Going through the material below, please gather all lines with the word "this" in them.

* [SUPPLIED MATERIAL]
--- START ---

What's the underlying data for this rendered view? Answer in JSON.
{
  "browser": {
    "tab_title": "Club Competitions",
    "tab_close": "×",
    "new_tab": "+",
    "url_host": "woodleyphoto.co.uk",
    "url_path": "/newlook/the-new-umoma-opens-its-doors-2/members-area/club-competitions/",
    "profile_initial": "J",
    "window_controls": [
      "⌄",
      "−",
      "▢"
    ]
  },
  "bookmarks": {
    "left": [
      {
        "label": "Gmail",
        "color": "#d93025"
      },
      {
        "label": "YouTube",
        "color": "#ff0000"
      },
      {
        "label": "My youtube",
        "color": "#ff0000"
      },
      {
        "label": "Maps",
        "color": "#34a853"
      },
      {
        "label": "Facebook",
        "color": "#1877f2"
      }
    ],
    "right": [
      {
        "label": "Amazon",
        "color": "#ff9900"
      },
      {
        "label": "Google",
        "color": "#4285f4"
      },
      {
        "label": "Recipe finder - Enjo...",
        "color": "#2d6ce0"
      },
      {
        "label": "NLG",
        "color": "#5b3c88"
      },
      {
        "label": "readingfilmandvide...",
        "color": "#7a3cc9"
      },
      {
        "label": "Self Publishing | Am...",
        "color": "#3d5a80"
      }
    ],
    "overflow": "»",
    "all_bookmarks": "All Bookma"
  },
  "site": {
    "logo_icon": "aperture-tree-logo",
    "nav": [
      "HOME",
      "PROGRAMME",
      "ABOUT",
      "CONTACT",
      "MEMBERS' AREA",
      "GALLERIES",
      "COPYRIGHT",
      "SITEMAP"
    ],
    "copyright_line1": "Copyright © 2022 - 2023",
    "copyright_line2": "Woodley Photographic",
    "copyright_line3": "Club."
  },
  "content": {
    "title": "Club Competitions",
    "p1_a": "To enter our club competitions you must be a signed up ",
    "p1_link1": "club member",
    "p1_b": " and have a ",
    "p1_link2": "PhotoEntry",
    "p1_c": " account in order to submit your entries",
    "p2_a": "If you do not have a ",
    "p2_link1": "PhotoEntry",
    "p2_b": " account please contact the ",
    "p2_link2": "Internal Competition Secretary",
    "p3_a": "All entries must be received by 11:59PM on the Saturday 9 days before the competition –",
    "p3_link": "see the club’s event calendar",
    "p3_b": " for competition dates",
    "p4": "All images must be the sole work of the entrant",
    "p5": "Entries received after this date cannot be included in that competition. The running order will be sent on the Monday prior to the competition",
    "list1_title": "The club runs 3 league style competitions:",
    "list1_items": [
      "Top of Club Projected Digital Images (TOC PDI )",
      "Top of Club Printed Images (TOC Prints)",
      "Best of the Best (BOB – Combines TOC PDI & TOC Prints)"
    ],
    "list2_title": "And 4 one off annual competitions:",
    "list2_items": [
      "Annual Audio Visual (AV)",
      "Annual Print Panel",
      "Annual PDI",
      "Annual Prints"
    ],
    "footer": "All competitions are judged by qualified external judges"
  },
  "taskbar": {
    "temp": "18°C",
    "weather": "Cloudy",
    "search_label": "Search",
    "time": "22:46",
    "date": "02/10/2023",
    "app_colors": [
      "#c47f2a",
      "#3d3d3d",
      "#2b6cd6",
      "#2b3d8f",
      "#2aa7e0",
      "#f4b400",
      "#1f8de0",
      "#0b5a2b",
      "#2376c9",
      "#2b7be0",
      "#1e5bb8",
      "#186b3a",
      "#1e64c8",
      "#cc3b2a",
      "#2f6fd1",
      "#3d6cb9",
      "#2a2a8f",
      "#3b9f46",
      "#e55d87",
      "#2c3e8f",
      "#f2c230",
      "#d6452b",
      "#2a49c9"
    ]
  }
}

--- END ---

* [EXERCISE ANSWER]
What's the underlying data for this rendered view? Answer in JSON.
    "p5": "Entries received after this date cannot be included in that competition. The running order will be sent on the Monday prior to the competition",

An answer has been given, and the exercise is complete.